At Monday's meeting of the Town-Village Aircraft Safety and Noise Abatement Committee, Ralph Tragale, assistant director of Aviation for the Port Authority of New York and New Jersey, and Jim Steven, manager of Physical Plant and Redevelopment at JFK airport, described the minor projects they have planned for the rest of 2012 and shed light on the major work slated for 2013 and beyond.
Construction is winding down at JFK airport, Tragale said, and the Port Authority has no plans to take any runways out of service for the rest of the calendar year for any extended amount of time. In October, Runway 4R will be closed for one day for a community clean-up project, 13L and 4L will be closed for two nights for runway grooving work, and 4R will be shut down by the FAA for atleast five nights to work on its approach lights. There's always the potential that the Port Authority may need to close other runways for regular lighting and pavement repairs as needed, but these result in very short-term closures, Steven explained.
But in 2013 the Port Authority plans to begin its next major rehabilitation project, which is expected to cost nearly $500 million. As it did with 13R/22L, also known as the “Bay Runway,” the asphalt base (which needs to be rehabbed every 7-10 years) on 4L/22R will be replaced with concrete, which has a 40-year lifespan. (Tragale put to rest rumors that the contractors botched the Bay Runway concrete job.) Similarly, 4L/22R will also be widened to 200 feet.

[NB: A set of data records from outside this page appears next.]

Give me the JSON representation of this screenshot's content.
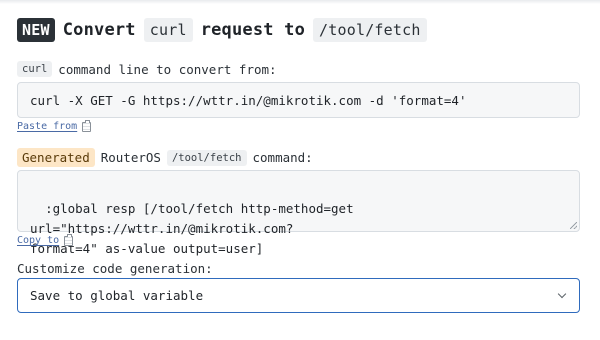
{
  "header": {
    "badge": "NEW",
    "prefix": "Convert",
    "chip_curl": "curl",
    "middle": "request to",
    "chip_path": "/tool/fetch"
  },
  "input_section": {
    "chip": "curl",
    "label": "command line to convert from:",
    "value": "curl -X GET -G https://wttr.in/@mikrotik.com -d 'format=4'",
    "paste_label": "Paste from"
  },
  "output_section": {
    "generated_chip": "Generated",
    "label_mid": "RouterOS",
    "chip": "/tool/fetch",
    "label_end": "command:",
    "value": ":global resp [/tool/fetch http-method=get url=\"https://wttr.in/@mikrotik.com?\nformat=4\" as-value output=user]",
    "copy_label": "Copy to"
  },
  "customize": {
    "label": "Customize code generation:",
    "selected": "Save to global variable"
  },
  "icons": {
    "clipboard": "clipboard-icon",
    "chevron": "chevron-down-icon"
  },
  "colors": {
    "badge_bg": "#2b3137",
    "generated_chip_bg": "#fde6c6",
    "link": "#4a6aa5",
    "select_border": "#2f6bbd"
  }
}
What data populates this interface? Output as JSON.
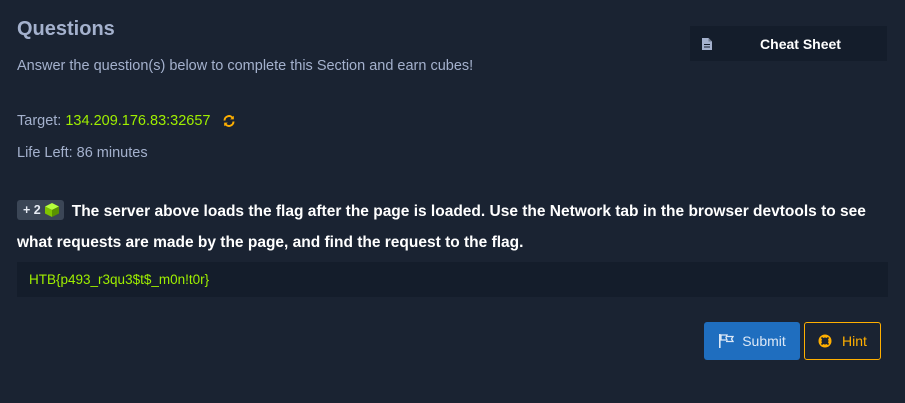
{
  "section": {
    "title": "Questions",
    "subtitle": "Answer the question(s) below to complete this Section and earn cubes!"
  },
  "cheat_sheet": {
    "label": "Cheat Sheet",
    "icon": "document-icon"
  },
  "target": {
    "label": "Target:",
    "ip": "134.209.176.83:32657",
    "refresh_icon": "refresh-icon"
  },
  "life": {
    "text": "Life Left: 86 minutes"
  },
  "question": {
    "reward": "+ 2",
    "reward_icon": "cube-icon",
    "text": "The server above loads the flag after the page is loaded. Use the Network tab in the browser devtools to see what requests are made by the page, and find the request to the flag."
  },
  "answer": {
    "value": "HTB{p493_r3qu3$t$_m0n!t0r}"
  },
  "buttons": {
    "submit_label": "Submit",
    "submit_icon": "flag-icon",
    "hint_label": "Hint",
    "hint_icon": "lifebuoy-icon"
  },
  "colors": {
    "background": "#1a2332",
    "panel": "#141d2b",
    "accent_green": "#9fef00",
    "submit_blue": "#1f6ebf",
    "hint_orange": "#ffaf00",
    "text_muted": "#a4b1cd"
  }
}
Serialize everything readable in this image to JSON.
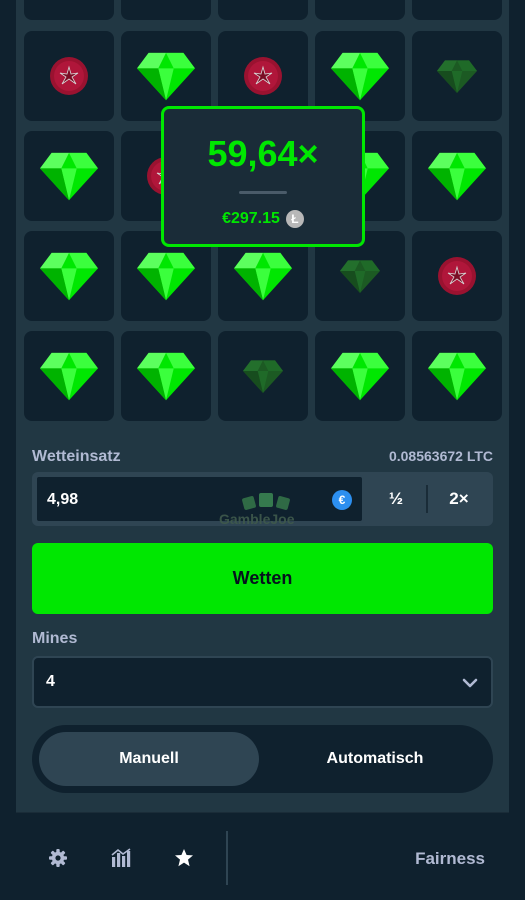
{
  "board": {
    "rows": [
      [
        "mine",
        "gem",
        "mine",
        "gem",
        "gem-dim"
      ],
      [
        "gem",
        "mine",
        "hidden",
        "gem",
        "gem"
      ],
      [
        "gem",
        "gem",
        "gem",
        "gem-dim",
        "mine"
      ],
      [
        "gem",
        "gem",
        "gem-dim",
        "gem",
        "gem"
      ]
    ]
  },
  "payout": {
    "multiplier": "59,64×",
    "amount": "€297.15",
    "coin_symbol": "Ł"
  },
  "bet": {
    "label": "Wetteinsatz",
    "balance": "0.08563672 LTC",
    "value": "4,98",
    "currency_symbol": "€",
    "half_label": "½",
    "double_label": "2×",
    "watermark": "GambleJoe"
  },
  "wetten_label": "Wetten",
  "mines": {
    "label": "Mines",
    "value": "4"
  },
  "mode": {
    "manual": "Manuell",
    "auto": "Automatisch"
  },
  "footer": {
    "fairness": "Fairness"
  },
  "colors": {
    "accent": "#00e701",
    "bg": "#0f212e",
    "panel": "#213743",
    "mine": "#b0163a"
  }
}
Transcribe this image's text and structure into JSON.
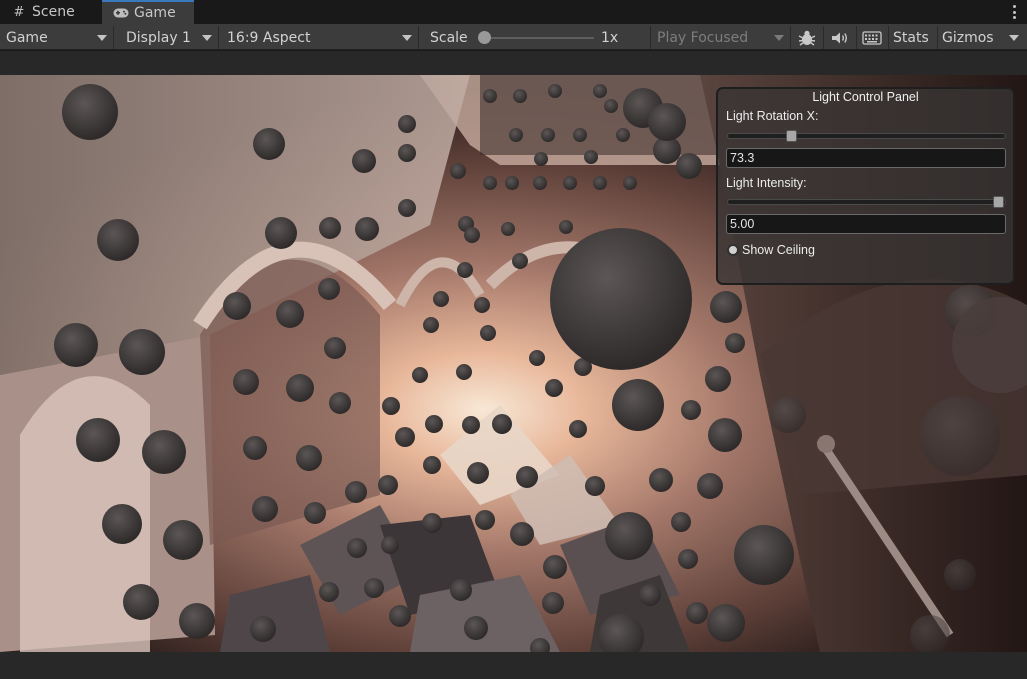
{
  "tabs": [
    {
      "label": "Scene",
      "icon": "hash-icon",
      "active": false
    },
    {
      "label": "Game",
      "icon": "gamepad-icon",
      "active": true
    }
  ],
  "toolbar": {
    "display_mode": "Game",
    "display": "Display 1",
    "aspect": "16:9 Aspect",
    "scale_label": "Scale",
    "scale_value": "1x",
    "scale_fraction": 0.0,
    "play_mode": "Play Focused",
    "stats_label": "Stats",
    "gizmos_label": "Gizmos",
    "icons": [
      "bug-icon",
      "speaker-icon",
      "keyboard-icon"
    ]
  },
  "light_panel": {
    "title": "Light Control Panel",
    "rotation_label": "Light Rotation X:",
    "rotation_value": "73.3",
    "rotation_fraction": 0.22,
    "intensity_label": "Light Intensity:",
    "intensity_value": "5.00",
    "intensity_fraction": 1.0,
    "show_ceiling_label": "Show Ceiling",
    "show_ceiling_on": true
  },
  "colors": {
    "accent": "#3a79bb",
    "panel_bg": "#3c3c3c",
    "window_bg": "#191919"
  }
}
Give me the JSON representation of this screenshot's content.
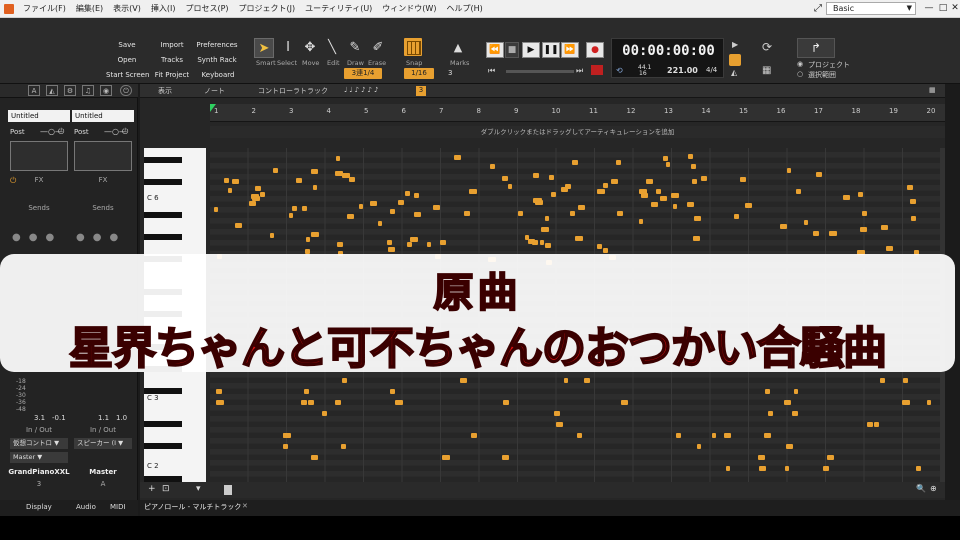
{
  "menubar": {
    "items": [
      "ファイル(F)",
      "編集(E)",
      "表示(V)",
      "挿入(I)",
      "プロセス(P)",
      "プロジェクト(J)",
      "ユーティリティ(U)",
      "ウィンドウ(W)",
      "ヘルプ(H)"
    ],
    "workspace": "Basic"
  },
  "controlbar": {
    "module_buttons": [
      "Save",
      "Import",
      "Preferences",
      "Open",
      "Tracks",
      "Synth Rack",
      "Start Screen",
      "Fit Project",
      "Keyboard"
    ],
    "tools": [
      "Smart",
      "Select",
      "Move",
      "Edit",
      "Draw",
      "Erase"
    ],
    "tool_setting": "3連1/4",
    "snap_label": "Snap",
    "snap_value": "1/16",
    "snap_count": "3",
    "marks_label": "Marks",
    "time": "00:00:00:00",
    "sample_rate": "44.1",
    "bit_depth": "16",
    "tempo": "221.00",
    "meter": "4/4",
    "scope_project": "プロジェクト",
    "scope_selection": "選択範囲",
    "brand": "cakewalk"
  },
  "inspector": {
    "strips": [
      {
        "name": "Untitled",
        "post": "Post",
        "fx": "FX",
        "sends": "Sends",
        "val_left": "3.1",
        "val_right": "-0.1",
        "io_label": "In / Out",
        "input": "仮想コントロ ▼",
        "output": "Master ▼",
        "track": "GrandPianoXXL",
        "number": "3"
      },
      {
        "name": "Untitled",
        "post": "Post",
        "fx": "FX",
        "sends": "Sends",
        "val_left": "1.1",
        "val_right": "1.0",
        "io_label": "In / Out",
        "input": "スピーカー (I ▼",
        "output": "",
        "track": "Master",
        "number": "A"
      }
    ],
    "db_marks": [
      "-18",
      "-24",
      "-30",
      "-36",
      "-48"
    ],
    "bottom_tabs": [
      "Display",
      "Audio",
      "MIDI"
    ]
  },
  "pianoroll": {
    "menus": [
      "表示",
      "ノート",
      "コントローラ",
      "トラック"
    ],
    "ruler": [
      "1",
      "2",
      "3",
      "4",
      "5",
      "6",
      "7",
      "8",
      "9",
      "10",
      "11",
      "12",
      "13",
      "14",
      "15",
      "16",
      "17",
      "18",
      "19",
      "20"
    ],
    "articulation_hint": "ダブルクリックまたはドラッグしてアーティキュレーションを追加",
    "key_labels": [
      "C 6",
      "C 3",
      "C 2"
    ],
    "tab_title": "ピアノロール - マルチトラック"
  },
  "caption": {
    "title": "原曲",
    "subtitle": "星界ちゃんと可不ちゃんのおつかい合騒曲"
  }
}
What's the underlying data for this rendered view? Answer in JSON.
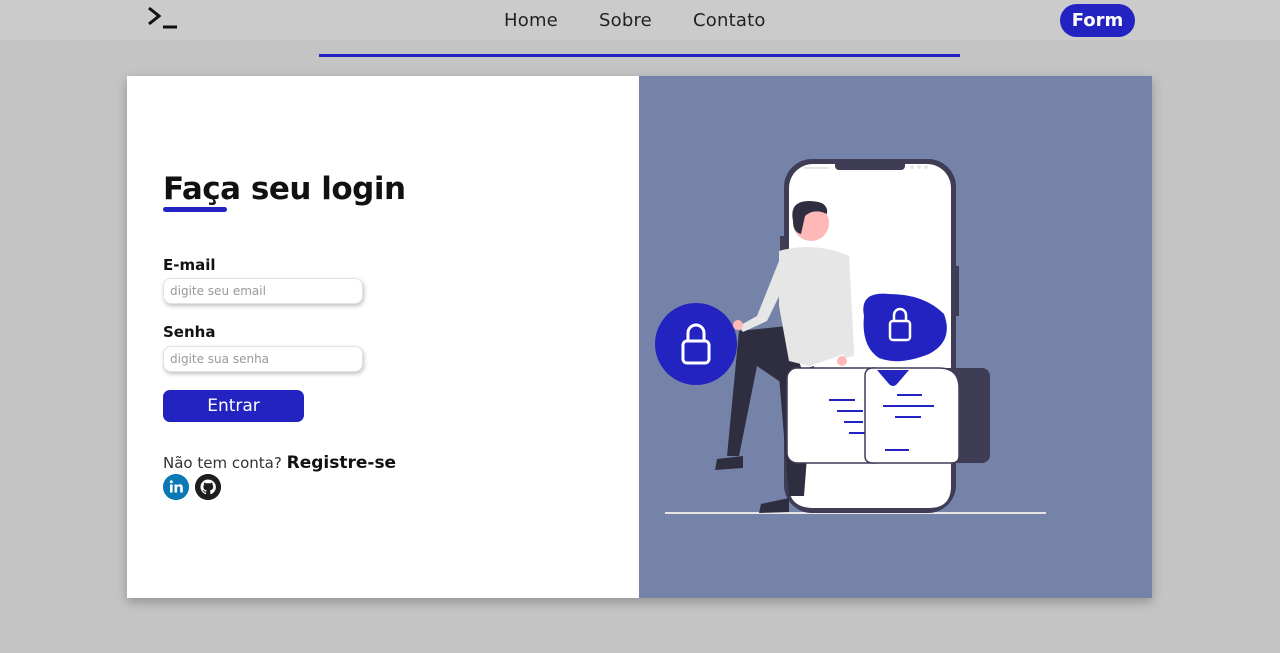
{
  "navbar": {
    "logo_icon": "terminal-prompt-icon",
    "links": [
      {
        "label": "Home"
      },
      {
        "label": "Sobre"
      },
      {
        "label": "Contato"
      }
    ],
    "cta_label": "Form",
    "accent_color": "#2323c2"
  },
  "login": {
    "title": "Faça seu login",
    "email_label": "E-mail",
    "email_placeholder": "digite seu email",
    "password_label": "Senha",
    "password_placeholder": "digite sua senha",
    "submit_label": "Entrar",
    "register_prompt": "Não tem conta?",
    "register_link": "Registre-se",
    "social": [
      {
        "icon": "linkedin-icon"
      },
      {
        "icon": "github-icon"
      }
    ]
  },
  "colors": {
    "panel_bg": "#7483a7",
    "accent": "#2323c2",
    "page_bg": "#c4c4c4"
  }
}
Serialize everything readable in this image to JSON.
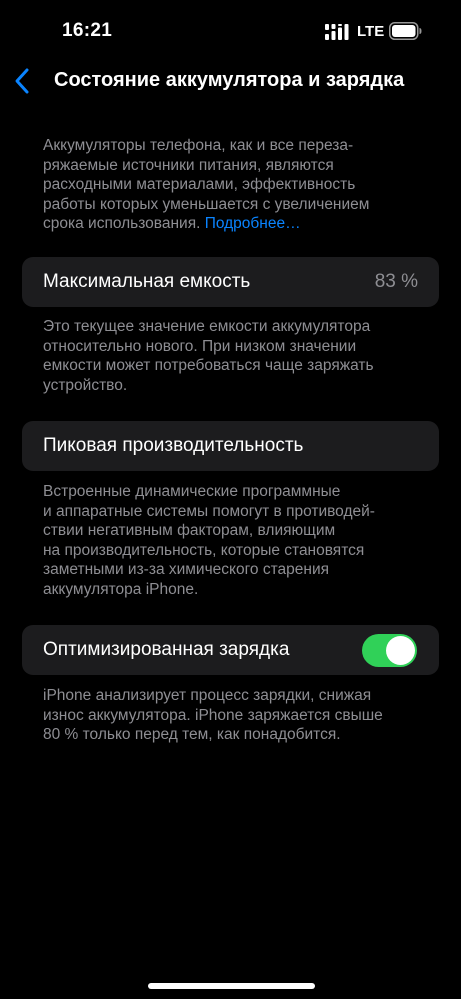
{
  "status_bar": {
    "time": "16:21",
    "network": "LTE",
    "signal_icon": "signal-bars-icon",
    "battery_icon": "battery-icon"
  },
  "nav": {
    "back_icon": "chevron-left-icon",
    "title": "Состояние аккумулятора и зарядка"
  },
  "intro": {
    "lines": [
      "Аккумуляторы телефона, как и все переза-",
      "ряжаемые источники питания, являются",
      "расходными материалами, эффективность",
      "работы которых уменьшается с увеличением",
      "срока использования."
    ],
    "link": "Подробнее…"
  },
  "max_capacity": {
    "label": "Максимальная емкость",
    "value": "83 %",
    "description": [
      "Это текущее значение емкости аккумулятора",
      "относительно нового. При низком значении",
      "емкости может потребоваться чаще заряжать",
      "устройство."
    ]
  },
  "peak_performance": {
    "label": "Пиковая производительность",
    "description": [
      "Встроенные динамические программные",
      "и аппаратные системы помогут в противодей-",
      "ствии негативным факторам, влияющим",
      "на производительность, которые становятся",
      "заметными из-за химического старения",
      "аккумулятора iPhone."
    ]
  },
  "optimized_charging": {
    "label": "Оптимизированная зарядка",
    "enabled": true,
    "description": [
      "iPhone анализирует процесс зарядки, снижая",
      "износ аккумулятора. iPhone заряжается свыше",
      "80 % только перед тем, как понадобится."
    ]
  },
  "colors": {
    "background": "#000000",
    "card": "#1c1c1e",
    "secondary_text": "#8e8e93",
    "link": "#0a84ff",
    "toggle_on": "#30d158"
  }
}
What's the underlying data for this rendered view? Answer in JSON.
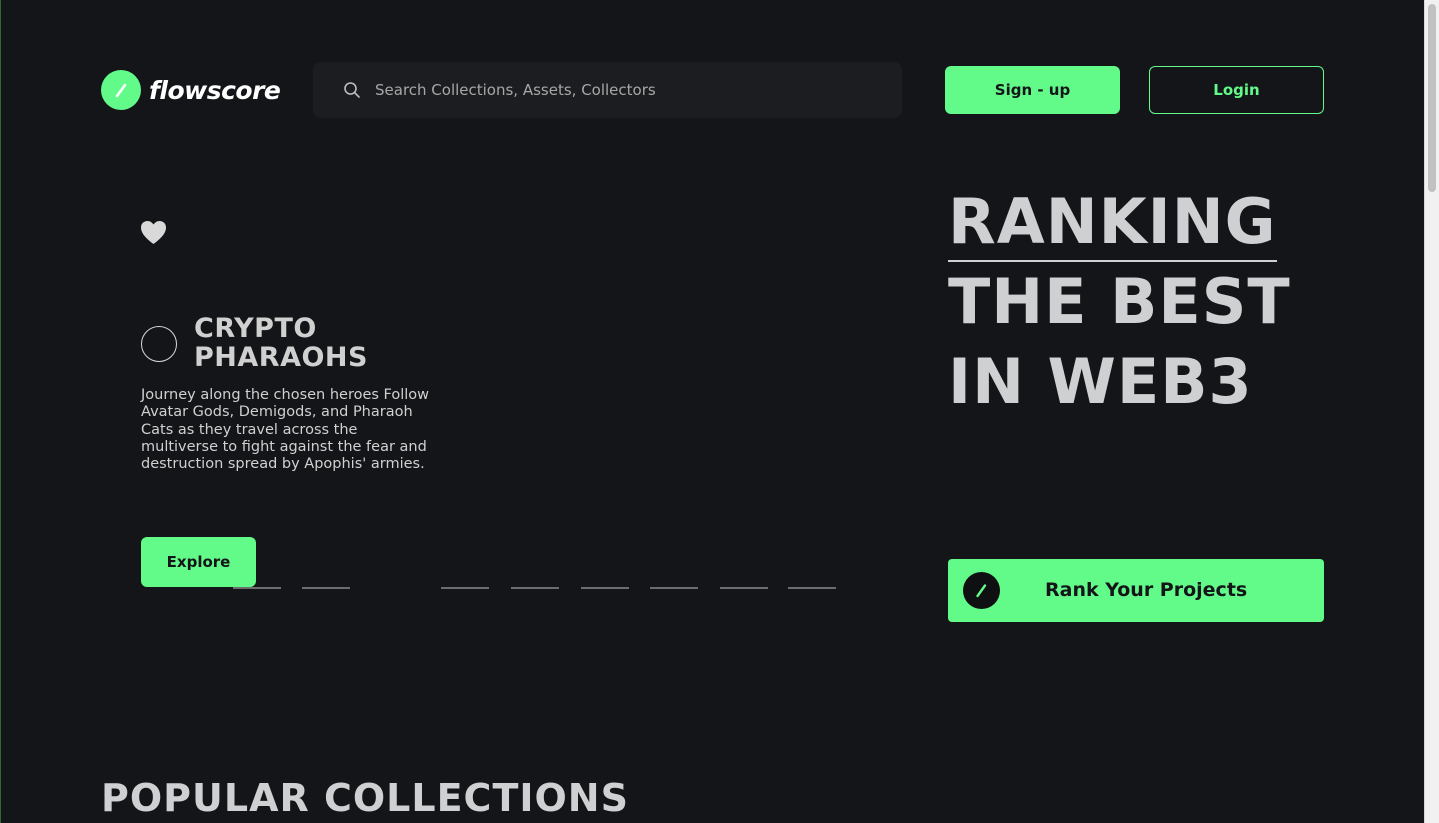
{
  "header": {
    "logo_text": "flowscore",
    "search_placeholder": "Search Collections, Assets, Collectors",
    "signup_label": "Sign - up",
    "login_label": "Login"
  },
  "hero": {
    "featured": {
      "name_line1": "CRYPTO",
      "name_line2": "PHARAOHS",
      "description": "Journey along the chosen heroes Follow Avatar Gods, Demigods, and Pharaoh Cats as they travel across the multiverse to fight against the fear and destruction spread by Apophis' armies.",
      "explore_label": "Explore",
      "slide_count": 9,
      "active_slide": 3
    },
    "title_lines": [
      "RANKING",
      "THE BEST",
      "IN WEB3"
    ],
    "rank_button_label": "Rank Your Projects"
  },
  "sections": {
    "popular_title": "POPULAR COLLECTIONS"
  },
  "colors": {
    "accent": "#62fa89",
    "background": "#141518",
    "text_light": "#cfd0d2"
  },
  "icons": {
    "logo": "flowscore-logo-icon",
    "search": "search-icon",
    "favorite": "heart-icon",
    "rank": "flowscore-logo-icon"
  }
}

“The project is driven by runway safety issues,” Steven said, explaining that a Congressional mandate was issued to make all runway safety areas fully compliant with Federal Aviation Administration standards by 2015.
Currently, 4L/22R lacks a sufficient safety area at its south end, which is needed in case a plane overruns the runway. But since the Port Authority cannot extend the runway further south, because it would encroach on Gateway National Park, an additional 460 feet of pavement will be added to the its north end to achieve compliance.
The Port Authority expects construction on this project to begin this spring, with most of the work concentrated on the north end. The runway will remain in service in 2013, but it will be closed for most of 2014, as construction continues throughout the spring, summer and fall. “I have to have it open by Nov. 15, 2014,” Steven said.
When the Bay Runway was under construction, the Port Authority reached out to JFK’s major carriers asking them to reduce their schedules to minimize the impact the closure would have on residents living under the remaining runways' approaches that would have to take on the flights that could no longer use 13R/22L.
“None of them want to reduce unless they all reduce … so it has to be cooperative effort,” Tragale said. “Our experience with the Bay Runway was very good and I expect it to be similar.”
Check back tomorrow to see what questions and concerns TVASNAC representatives and residents in attendance had for the Port Authority officials and how they responded.